Five years on from the EU Referendum, the latest poll by Redfield & Wilton Strategies finds the British public still fiercely split on Brexit—but a small portion of those who voted Remain in 2016 now think leaving the EU was the right decision.
Whether leaving the EU was the right choice for the country remains a contentious issue. A plurality (45%) thinks the UK public made the right decision in deciding to leave the EU in 2016, but an extremely close 44% of respondents think it was the wrong decision. A further 12% don’t know.
There is a clear political divide on the matter, with 73% of 2019 Conservative voters considering Brexit the right decision, compared to only 25% of 2019 Labour voters.
Notably, 13% of those who voted to remain a member of the EU say that the UK public made the right decision in leaving the EU in 2016. Additionally, more Leave-voters feel that the public made the right decision (86%) than Remain-voters feel the public made the wrong decision (76%). There is also a higher degree of uncertainty among Remain-voters: where only 5% of Leave-voters are unsure if the right decision was made, this proportion rises to 11% of those who voted Remain.
These findings suggest that the past five years have seen some softening in views among so-called Remainers, perhaps through the UK Government’s ongoing efforts to promote the virtues of Brexit, or in response to evolving perceptions of the benefits of British independence. Indeed, our previous research reveals that many Britons think being outside the EU has helped the UK’s COVID-19 vaccination rollout and aided the procurement of the UK-Australia trade deal. Interestingly, however, over the past six months, the proportion who think the British public made the right decision in leaving the EU has remained fairly stable, whilst the proportion of those who think the public made the wrong decision has actually increased slightly from 37% in February.
There is greater consensus among Britons regarding their own personal decision: of those respondents eligible to vote in the 2016 EU Referendum, the vast majority (82%) do not regret the way they voted. Only 11% say they do regret the way they voted, and 7% are unsure.
When we compare these responses to how people voted in the EU Referendum, interesting patterns emerge. Those who voted Leave (14%) are slightly more likely than those who voted Remain (8%) to say they now regret the way they voted. Likewise, whereas 84% of Leave-voters don’t regret their choice, this proportion rises to 88% among Remain-voters.
This discrepancy in findings—that Remain-voters are altogether less likely to regret their vote, yet a notable portion of them now think the UK public made the right decision in deciding to leave the EU—may point to subjective interpretations of the concept of regret; some respondents may respect the way they voted in the EU Referendum, on the grounds that it was an accurate reflection of their feelings and knowledge at the time, but nevertheless have subsequently adopted a different overall view of Brexit and its effects on the country. Furthermore, since it was ultimately Leave-voters who held the decisive power in determining the vote’s outcome, regret would be genuinely meaningful for them, whereas Remain-voters would see nothing change if they went back in time and changed their vote.

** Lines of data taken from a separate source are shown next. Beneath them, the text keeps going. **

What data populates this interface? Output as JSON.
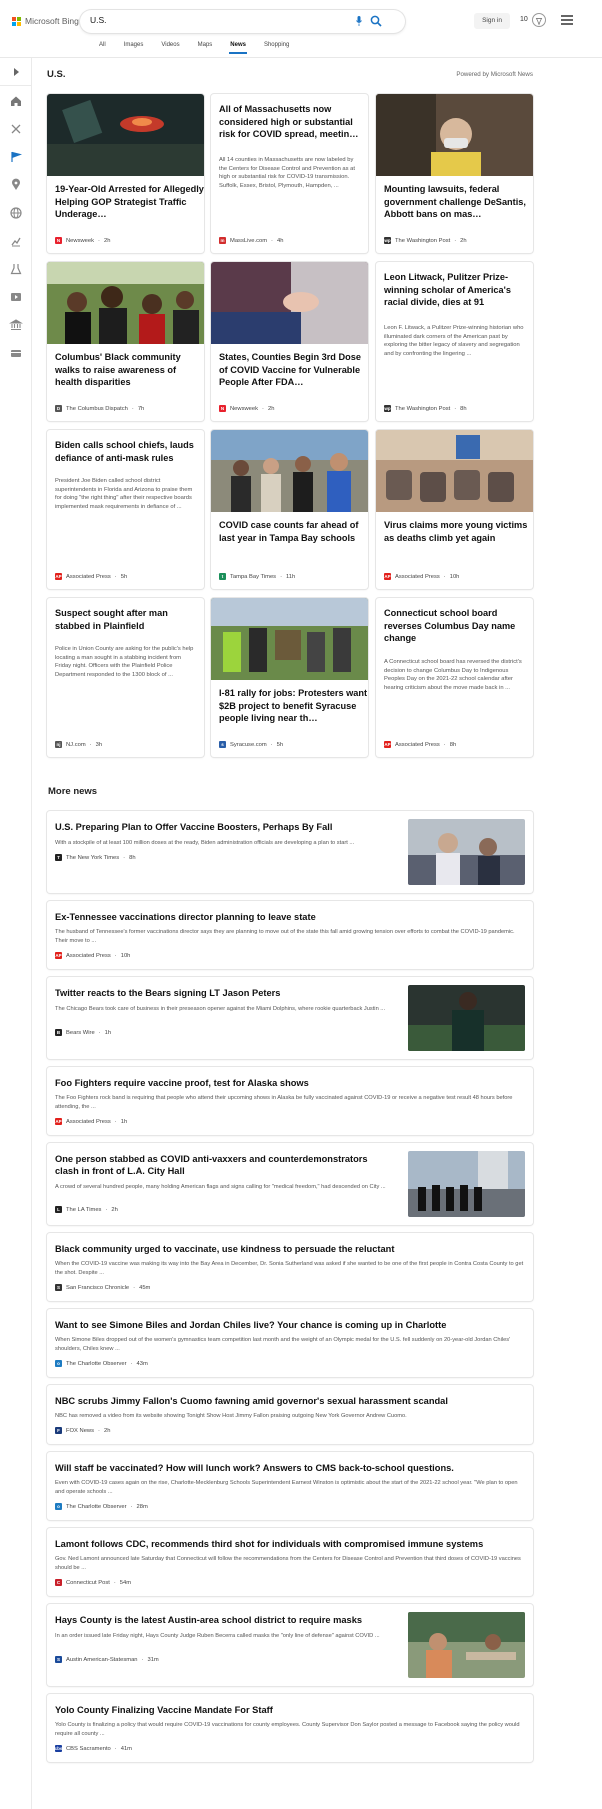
{
  "header": {
    "logo_text": "Microsoft Bing",
    "search_value": "U.S.",
    "signin_label": "Sign in",
    "rewards_count": "10",
    "tabs": [
      {
        "label": "All"
      },
      {
        "label": "Images"
      },
      {
        "label": "Videos"
      },
      {
        "label": "Maps"
      },
      {
        "label": "News",
        "active": true
      },
      {
        "label": "Shopping"
      }
    ]
  },
  "sidebar": {
    "icons": [
      "chevron-right-icon",
      "home-icon",
      "sparkle-icon",
      "flag-icon",
      "location-icon",
      "globe-icon",
      "chart-icon",
      "science-icon",
      "video-icon",
      "bank-icon",
      "card-icon"
    ]
  },
  "section": {
    "title": "U.S.",
    "powered_by": "Powered by Microsoft News"
  },
  "cards": [
    {
      "title": "19-Year-Old Arrested for Allegedly Helping GOP Strategist Traffic Underage…",
      "desc": "",
      "source": "Newsweek",
      "time": "2h",
      "favicon": "N",
      "favicon_color": "#e8212d",
      "has_image": true
    },
    {
      "title": "All of Massachusetts now considered high or substantial risk for COVID spread, meetin…",
      "desc": "All 14 counties in Massachusetts are now labeled by the Centers for Disease Control and Prevention as at high or substantial risk for COVID-19 transmission. Suffolk, Essex, Bristol, Plymouth, Hampden, ...",
      "source": "MassLive.com",
      "time": "4h",
      "favicon": "m",
      "favicon_color": "#d22d2d",
      "has_image": false
    },
    {
      "title": "Mounting lawsuits, federal government challenge DeSantis, Abbott bans on mas…",
      "desc": "",
      "source": "The Washington Post",
      "time": "2h",
      "favicon": "wp",
      "favicon_color": "#333333",
      "has_image": true
    },
    {
      "title": "Columbus' Black community walks to raise awareness of health disparities",
      "desc": "",
      "source": "The Columbus Dispatch",
      "time": "7h",
      "favicon": "D",
      "favicon_color": "#555555",
      "has_image": true
    },
    {
      "title": "States, Counties Begin 3rd Dose of COVID Vaccine for Vulnerable People After FDA…",
      "desc": "",
      "source": "Newsweek",
      "time": "2h",
      "favicon": "N",
      "favicon_color": "#e8212d",
      "has_image": true
    },
    {
      "title": "Leon Litwack, Pulitzer Prize-winning scholar of America's racial divide, dies at 91",
      "desc": "Leon F. Litwack, a Pulitzer Prize-winning historian who illuminated dark corners of the American past by exploring the bitter legacy of slavery and segregation and by confronting the lingering ...",
      "source": "The Washington Post",
      "time": "8h",
      "favicon": "wp",
      "favicon_color": "#333333",
      "has_image": false
    },
    {
      "title": "Biden calls school chiefs, lauds defiance of anti-mask rules",
      "desc": "President Joe Biden called school district superintendents in Florida and Arizona to praise them for doing \"the right thing\" after their respective boards implemented mask requirements in defiance of ...",
      "source": "Associated Press",
      "time": "5h",
      "favicon": "AP",
      "favicon_color": "#e2211c",
      "has_image": false
    },
    {
      "title": "COVID case counts far ahead of last year in Tampa Bay schools",
      "desc": "",
      "source": "Tampa Bay Times",
      "time": "11h",
      "favicon": "t",
      "favicon_color": "#1b8f5a",
      "has_image": true
    },
    {
      "title": "Virus claims more young victims as deaths climb yet again",
      "desc": "",
      "source": "Associated Press",
      "time": "10h",
      "favicon": "AP",
      "favicon_color": "#e2211c",
      "has_image": true
    },
    {
      "title": "Suspect sought after man stabbed in Plainfield",
      "desc": "Police in Union County are asking for the public's help locating a man sought in a stabbing incident from Friday night. Officers with the Plainfield Police Department responded to the 1300 block of ...",
      "source": "NJ.com",
      "time": "3h",
      "favicon": "nj",
      "favicon_color": "#555555",
      "has_image": false
    },
    {
      "title": "I-81 rally for jobs: Protesters want $2B project to benefit Syracuse people living near th…",
      "desc": "",
      "source": "Syracuse.com",
      "time": "5h",
      "favicon": "s",
      "favicon_color": "#2a5ea8",
      "has_image": true
    },
    {
      "title": "Connecticut school board reverses Columbus Day name change",
      "desc": "A Connecticut school board has reversed the district's decision to change Columbus Day to Indigenous Peoples Day on the 2021-22 school calendar after hearing criticism about the move made back in ...",
      "source": "Associated Press",
      "time": "8h",
      "favicon": "AP",
      "favicon_color": "#e2211c",
      "has_image": false
    }
  ],
  "more_news": {
    "title": "More news",
    "items": [
      {
        "title": "U.S. Preparing Plan to Offer Vaccine Boosters, Perhaps By Fall",
        "desc": "With a stockpile of at least 100 million doses at the ready, Biden administration officials are developing a plan to start ...",
        "source": "The New York Times",
        "time": "8h",
        "favicon": "T",
        "favicon_color": "#222222",
        "has_image": true
      },
      {
        "title": "Ex-Tennessee vaccinations director planning to leave state",
        "desc": "The husband of Tennessee's former vaccinations director says they are planning to move out of the state this fall amid growing tension over efforts to combat the COVID-19 pandemic. Their move to ...",
        "source": "Associated Press",
        "time": "10h",
        "favicon": "AP",
        "favicon_color": "#e2211c",
        "has_image": false
      },
      {
        "title": "Twitter reacts to the Bears signing LT Jason Peters",
        "desc": "The Chicago Bears took care of business in their preseason opener against the Miami Dolphins, where rookie quarterback Justin ...",
        "source": "Bears Wire",
        "time": "1h",
        "favicon": "B",
        "favicon_color": "#222222",
        "has_image": true
      },
      {
        "title": "Foo Fighters require vaccine proof, test for Alaska shows",
        "desc": "The Foo Fighters rock band is requiring that people who attend their upcoming shows in Alaska be fully vaccinated against COVID-19 or receive a negative test result 48 hours before attending, the ...",
        "source": "Associated Press",
        "time": "1h",
        "favicon": "AP",
        "favicon_color": "#e2211c",
        "has_image": false
      },
      {
        "title": "One person stabbed as COVID anti-vaxxers and counterdemonstrators clash in front of L.A. City Hall",
        "desc": "A crowd of several hundred people, many holding American flags and signs calling for \"medical freedom,\" had descended on City ...",
        "source": "The LA Times",
        "time": "2h",
        "favicon": "L",
        "favicon_color": "#222222",
        "has_image": true
      },
      {
        "title": "Black community urged to vaccinate, use kindness to persuade the reluctant",
        "desc": "When the COVID-19 vaccine was making its way into the Bay Area in December, Dr. Sonia Sutherland was asked if she wanted to be one of the first people in Contra Costa County to get the shot. Despite ...",
        "source": "San Francisco Chronicle",
        "time": "45m",
        "favicon": "S",
        "favicon_color": "#333333",
        "has_image": false
      },
      {
        "title": "Want to see Simone Biles and Jordan Chiles live? Your chance is coming up in Charlotte",
        "desc": "When Simone Biles dropped out of the women's gymnastics team competition last month and the weight of an Olympic medal for the U.S. fell suddenly on 20-year-old Jordan Chiles' shoulders, Chiles knew ...",
        "source": "The Charlotte Observer",
        "time": "43m",
        "favicon": "o",
        "favicon_color": "#1d7bc2",
        "has_image": false
      },
      {
        "title": "NBC scrubs Jimmy Fallon's Cuomo fawning amid governor's sexual harassment scandal",
        "desc": "NBC has removed a video from its website showing Tonight Show Host Jimmy Fallon praising outgoing New York Governor Andrew Cuomo.",
        "source": "FOX News",
        "time": "2h",
        "favicon": "F",
        "favicon_color": "#1a3a7a",
        "has_image": false
      },
      {
        "title": "Will staff be vaccinated? How will lunch work? Answers to CMS back-to-school questions.",
        "desc": "Even with COVID-19 cases again on the rise, Charlotte-Mecklenburg Schools Superintendent Earnest Winston is optimistic about the start of the 2021-22 school year. \"We plan to open and operate schools ...",
        "source": "The Charlotte Observer",
        "time": "28m",
        "favicon": "o",
        "favicon_color": "#1d7bc2",
        "has_image": false
      },
      {
        "title": "Lamont follows CDC, recommends third shot for individuals with compromised immune systems",
        "desc": "Gov. Ned Lamont announced late Saturday that Connecticut will follow the recommendations from the Centers for Disease Control and Prevention that third doses of COVID-19 vaccines should be ...",
        "source": "Connecticut Post",
        "time": "54m",
        "favicon": "C",
        "favicon_color": "#c8202a",
        "has_image": false
      },
      {
        "title": "Hays County is the latest Austin-area school district to require masks",
        "desc": "In an order issued late Friday night, Hays County Judge Ruben Becerra called masks the \"only line of defense\" against COVID ...",
        "source": "Austin American-Statesman",
        "time": "31m",
        "favicon": "S",
        "favicon_color": "#1a4a9a",
        "has_image": true
      },
      {
        "title": "Yolo County Finalizing Vaccine Mandate For Staff",
        "desc": "Yolo County is finalizing a policy that would require COVID-19 vaccinations for county employees. County Supervisor Don Saylor posted a message to Facebook saying the policy would require all county ...",
        "source": "CBS Sacramento",
        "time": "41m",
        "favicon": "cbs",
        "favicon_color": "#1a3fa0",
        "has_image": false
      }
    ]
  }
}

Overall, Brexit continues to divide the British public, with respondents split almost evenly on whether the country made the right or wrong decision in deciding to leave the EU in 2016. Significantly, though Leavers are marginally more likely to regret how they voted, some Remainers appear to have had a change of heart, and now regard Brexit as the right choice for the UK.